Poinsett also offers an electronic warfare capability which is a program that pilots use to experience a simulated environment similar to that of combat.

The electronic warfare personnel shoot simulated munitions at the aircraft giving the pilots a safe environment to practice different scenarios.

"We can work through electronic warfare so we can see it real time in our aircraft, what it looks like, and what it sounds like when the electronic warfare personnel spike us," said Arnall.

The pilots also use the range to do training with Tactical Air Control Party Airmen.

It's important for the TACP's to use the range to get the hands-on experience when it comes to communicating with a pilot before they go down range, said Renedo.

TACP Airmen call in air strikes from the front lines, which makes training extremely important for both pilot and TACP Airman to have.

On the south side of Poinsett is an area set aside for land navigation training used by the 20th Civil Engineer Squadron and the survival, evasion, resistance, escape personnel.

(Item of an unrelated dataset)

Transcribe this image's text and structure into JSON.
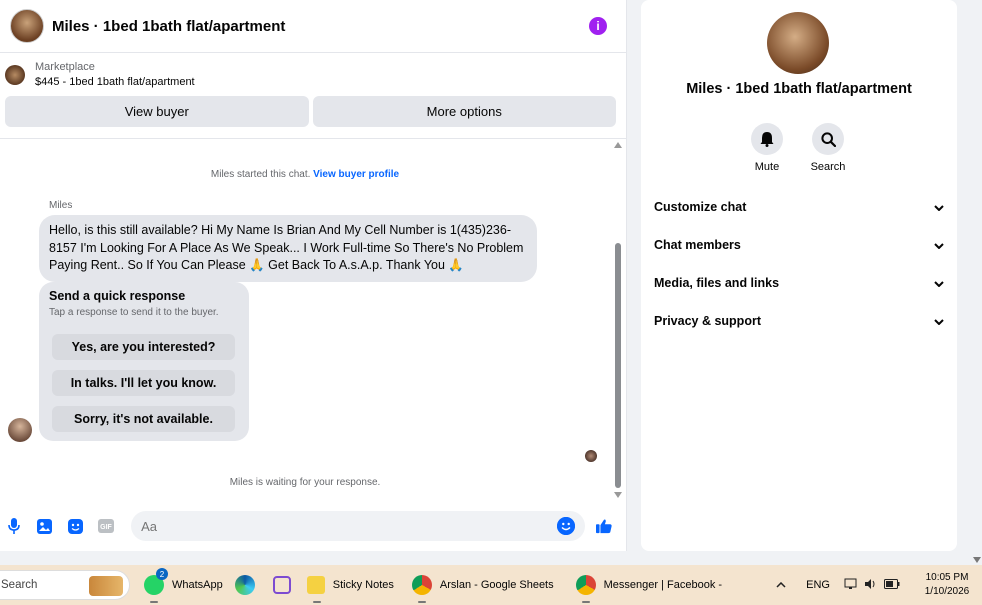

In 2013, approximately 125 hours were used for ground training at Poinsett.

"The big thing about Poinsett is we really emphasize the DOD aspect," said Renedo.

The varied training opportunities offered at Poinsett allows for military members to receive the training necessary year round to head into a combat situation with confidence.

The environmental mission and training mission work hand-in-hand to maintain the range for readiness, keeping Poinsett steadfast in military training.

Poinsett Range is open to the public for viewing military aircraft expel their munitions and train. For more information, call (803) 895-2597.